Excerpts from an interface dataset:

Start of Block

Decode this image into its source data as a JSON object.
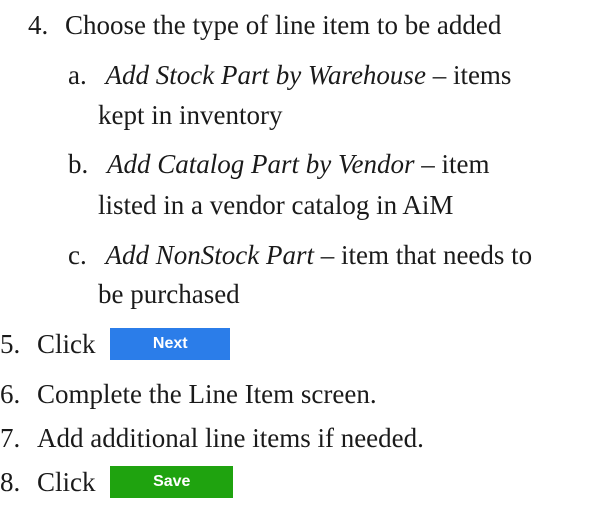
{
  "steps": [
    {
      "number": "4.",
      "text": "Choose the type of line item to be added",
      "substeps": [
        {
          "letter": "a.",
          "title": "Add Stock Part by Warehouse",
          "desc_line1": " – items",
          "desc_line2": "kept in inventory"
        },
        {
          "letter": "b.",
          "title": "Add Catalog Part by Vendor",
          "desc_line1": " – item",
          "desc_line2": "listed in a vendor catalog in AiM"
        },
        {
          "letter": "c.",
          "title": "Add NonStock Part",
          "desc_line1": " – item that needs to",
          "desc_line2": "be purchased"
        }
      ]
    },
    {
      "number": "5.",
      "text": "Click",
      "button": "Next"
    },
    {
      "number": "6.",
      "text": "Complete the Line Item screen."
    },
    {
      "number": "7.",
      "text": "Add additional line items if needed."
    },
    {
      "number": "8.",
      "text": "Click",
      "button": "Save"
    }
  ],
  "colors": {
    "next_button": "#2b7de9",
    "save_button": "#1fa30f"
  }
}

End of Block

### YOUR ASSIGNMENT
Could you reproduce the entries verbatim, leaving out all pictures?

### REPLY TO THE EXERCISE
Decode this image into its source data as a JSON object.
{
  "steps": [
    {
      "number": "4.",
      "text": "Choose the type of line item to be added",
      "substeps": [
        {
          "letter": "a.",
          "title": "Add Stock Part by Warehouse",
          "desc_line1": " – items",
          "desc_line2": "kept in inventory"
        },
        {
          "letter": "b.",
          "title": "Add Catalog Part by Vendor",
          "desc_line1": " – item",
          "desc_line2": "listed in a vendor catalog in AiM"
        },
        {
          "letter": "c.",
          "title": "Add NonStock Part",
          "desc_line1": " – item that needs to",
          "desc_line2": "be purchased"
        }
      ]
    },
    {
      "number": "5.",
      "text": "Click",
      "button": "Next"
    },
    {
      "number": "6.",
      "text": "Complete the Line Item screen."
    },
    {
      "number": "7.",
      "text": "Add additional line items if needed."
    },
    {
      "number": "8.",
      "text": "Click",
      "button": "Save"
    }
  ],
  "colors": {
    "next_button": "#2b7de9",
    "save_button": "#1fa30f"
  }
}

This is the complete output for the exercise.